Required work >>
When you retype the data, keep every line exactly as it appears.

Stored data
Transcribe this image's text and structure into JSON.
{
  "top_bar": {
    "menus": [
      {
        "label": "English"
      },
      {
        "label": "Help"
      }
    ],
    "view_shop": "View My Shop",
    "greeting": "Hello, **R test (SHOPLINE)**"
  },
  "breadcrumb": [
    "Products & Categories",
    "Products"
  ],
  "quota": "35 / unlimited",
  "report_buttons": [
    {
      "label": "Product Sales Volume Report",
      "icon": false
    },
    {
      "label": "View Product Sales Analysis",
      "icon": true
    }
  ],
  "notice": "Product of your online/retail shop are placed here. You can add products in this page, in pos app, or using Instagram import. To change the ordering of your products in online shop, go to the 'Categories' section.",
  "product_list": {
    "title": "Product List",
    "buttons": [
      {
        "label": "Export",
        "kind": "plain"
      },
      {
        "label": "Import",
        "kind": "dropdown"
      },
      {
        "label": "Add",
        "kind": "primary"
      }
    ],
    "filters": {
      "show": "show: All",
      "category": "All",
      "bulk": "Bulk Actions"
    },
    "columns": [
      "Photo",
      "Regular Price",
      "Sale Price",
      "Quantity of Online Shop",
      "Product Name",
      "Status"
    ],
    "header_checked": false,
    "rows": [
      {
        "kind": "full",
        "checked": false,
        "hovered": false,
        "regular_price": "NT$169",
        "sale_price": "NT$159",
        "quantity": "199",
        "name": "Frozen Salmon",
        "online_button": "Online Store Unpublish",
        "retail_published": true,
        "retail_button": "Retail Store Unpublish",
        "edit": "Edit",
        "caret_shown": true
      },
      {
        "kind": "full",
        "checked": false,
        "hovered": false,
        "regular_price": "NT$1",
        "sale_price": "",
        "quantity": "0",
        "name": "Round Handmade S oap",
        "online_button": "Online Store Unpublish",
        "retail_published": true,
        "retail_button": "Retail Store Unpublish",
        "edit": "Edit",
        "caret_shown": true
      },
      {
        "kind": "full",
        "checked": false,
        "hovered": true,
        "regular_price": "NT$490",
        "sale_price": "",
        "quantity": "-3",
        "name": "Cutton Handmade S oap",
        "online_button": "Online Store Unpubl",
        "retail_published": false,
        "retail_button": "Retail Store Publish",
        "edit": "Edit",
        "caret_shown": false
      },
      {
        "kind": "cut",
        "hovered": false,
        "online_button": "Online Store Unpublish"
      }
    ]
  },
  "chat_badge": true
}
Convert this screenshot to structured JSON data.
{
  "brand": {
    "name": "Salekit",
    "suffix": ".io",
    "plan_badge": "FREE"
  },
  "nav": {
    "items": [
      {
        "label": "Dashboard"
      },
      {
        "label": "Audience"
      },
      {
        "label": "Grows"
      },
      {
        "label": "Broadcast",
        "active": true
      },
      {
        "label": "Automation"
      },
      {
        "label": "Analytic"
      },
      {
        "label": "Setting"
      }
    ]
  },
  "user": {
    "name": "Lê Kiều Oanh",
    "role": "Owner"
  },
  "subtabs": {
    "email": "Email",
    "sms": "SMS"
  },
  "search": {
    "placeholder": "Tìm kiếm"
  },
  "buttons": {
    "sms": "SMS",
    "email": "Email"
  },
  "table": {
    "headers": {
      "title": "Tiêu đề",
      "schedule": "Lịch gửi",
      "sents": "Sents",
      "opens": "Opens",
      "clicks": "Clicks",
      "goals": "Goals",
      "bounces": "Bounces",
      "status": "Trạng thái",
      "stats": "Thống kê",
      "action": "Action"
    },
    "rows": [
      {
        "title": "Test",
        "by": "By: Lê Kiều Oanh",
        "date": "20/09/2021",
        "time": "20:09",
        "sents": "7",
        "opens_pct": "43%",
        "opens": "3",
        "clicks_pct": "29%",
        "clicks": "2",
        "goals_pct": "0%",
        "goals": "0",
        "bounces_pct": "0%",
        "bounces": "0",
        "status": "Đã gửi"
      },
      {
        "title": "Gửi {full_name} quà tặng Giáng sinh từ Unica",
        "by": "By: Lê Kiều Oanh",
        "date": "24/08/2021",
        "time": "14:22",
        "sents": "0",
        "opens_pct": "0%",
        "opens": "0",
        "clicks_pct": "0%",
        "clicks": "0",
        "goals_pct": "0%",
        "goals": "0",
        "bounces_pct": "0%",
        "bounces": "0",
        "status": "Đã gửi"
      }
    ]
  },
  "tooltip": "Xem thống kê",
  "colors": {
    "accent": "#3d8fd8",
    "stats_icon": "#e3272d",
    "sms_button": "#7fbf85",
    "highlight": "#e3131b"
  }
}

Result for this task >>
Transcribe this image's text and structure into JSON.
{
  "top_bar": {
    "menus": [
      {
        "label": "English"
      },
      {
        "label": "Help"
      }
    ],
    "view_shop": "View My Shop",
    "greeting": "Hello, **R test (SHOPLINE)**"
  },
  "breadcrumb": [
    "Products & Categories",
    "Products"
  ],
  "quota": "35 / unlimited",
  "report_buttons": [
    {
      "label": "Product Sales Volume Report",
      "icon": false
    },
    {
      "label": "View Product Sales Analysis",
      "icon": true
    }
  ],
  "notice": "Product of your online/retail shop are placed here. You can add products in this page, in pos app, or using Instagram import. To change the ordering of your products in online shop, go to the 'Categories' section.",
  "product_list": {
    "title": "Product List",
    "buttons": [
      {
        "label": "Export",
        "kind": "plain"
      },
      {
        "label": "Import",
        "kind": "dropdown"
      },
      {
        "label": "Add",
        "kind": "primary"
      }
    ],
    "filters": {
      "show": "show: All",
      "category": "All",
      "bulk": "Bulk Actions"
    },
    "columns": [
      "Photo",
      "Regular Price",
      "Sale Price",
      "Quantity of Online Shop",
      "Product Name",
      "Status"
    ],
    "header_checked": false,
    "rows": [
      {
        "kind": "full",
        "checked": false,
        "hovered": false,
        "regular_price": "NT$169",
        "sale_price": "NT$159",
        "quantity": "199",
        "name": "Frozen Salmon",
        "online_button": "Online Store Unpublish",
        "retail_published": true,
        "retail_button": "Retail Store Unpublish",
        "edit": "Edit",
        "caret_shown": true
      },
      {
        "kind": "full",
        "checked": false,
        "hovered": false,
        "regular_price": "NT$1",
        "sale_price": "",
        "quantity": "0",
        "name": "Round Handmade S oap",
        "online_button": "Online Store Unpublish",
        "retail_published": true,
        "retail_button": "Retail Store Unpublish",
        "edit": "Edit",
        "caret_shown": true
      },
      {
        "kind": "full",
        "checked": false,
        "hovered": true,
        "regular_price": "NT$490",
        "sale_price": "",
        "quantity": "-3",
        "name": "Cutton Handmade S oap",
        "online_button": "Online Store Unpubl",
        "retail_published": false,
        "retail_button": "Retail Store Publish",
        "edit": "Edit",
        "caret_shown": false
      },
      {
        "kind": "cut",
        "hovered": false,
        "online_button": "Online Store Unpublish"
      }
    ]
  },
  "chat_badge": true
}
Convert this screenshot to structured JSON data.
{
  "brand": {
    "name": "Salekit",
    "suffix": ".io",
    "plan_badge": "FREE"
  },
  "nav": {
    "items": [
      {
        "label": "Dashboard"
      },
      {
        "label": "Audience"
      },
      {
        "label": "Grows"
      },
      {
        "label": "Broadcast",
        "active": true
      },
      {
        "label": "Automation"
      },
      {
        "label": "Analytic"
      },
      {
        "label": "Setting"
      }
    ]
  },
  "user": {
    "name": "Lê Kiều Oanh",
    "role": "Owner"
  },
  "subtabs": {
    "email": "Email",
    "sms": "SMS"
  },
  "search": {
    "placeholder": "Tìm kiếm"
  },
  "buttons": {
    "sms": "SMS",
    "email": "Email"
  },
  "table": {
    "headers": {
      "title": "Tiêu đề",
      "schedule": "Lịch gửi",
      "sents": "Sents",
      "opens": "Opens",
      "clicks": "Clicks",
      "goals": "Goals",
      "bounces": "Bounces",
      "status": "Trạng thái",
      "stats": "Thống kê",
      "action": "Action"
    },
    "rows": [
      {
        "title": "Test",
        "by": "By: Lê Kiều Oanh",
        "date": "20/09/2021",
        "time": "20:09",
        "sents": "7",
        "opens_pct": "43%",
        "opens": "3",
        "clicks_pct": "29%",
        "clicks": "2",
        "goals_pct": "0%",
        "goals": "0",
        "bounces_pct": "0%",
        "bounces": "0",
        "status": "Đã gửi"
      },
      {
        "title": "Gửi {full_name} quà tặng Giáng sinh từ Unica",
        "by": "By: Lê Kiều Oanh",
        "date": "24/08/2021",
        "time": "14:22",
        "sents": "0",
        "opens_pct": "0%",
        "opens": "0",
        "clicks_pct": "0%",
        "clicks": "0",
        "goals_pct": "0%",
        "goals": "0",
        "bounces_pct": "0%",
        "bounces": "0",
        "status": "Đã gửi"
      }
    ]
  },
  "tooltip": "Xem thống kê",
  "colors": {
    "accent": "#3d8fd8",
    "stats_icon": "#e3272d",
    "sms_button": "#7fbf85",
    "highlight": "#e3131b"
  }
}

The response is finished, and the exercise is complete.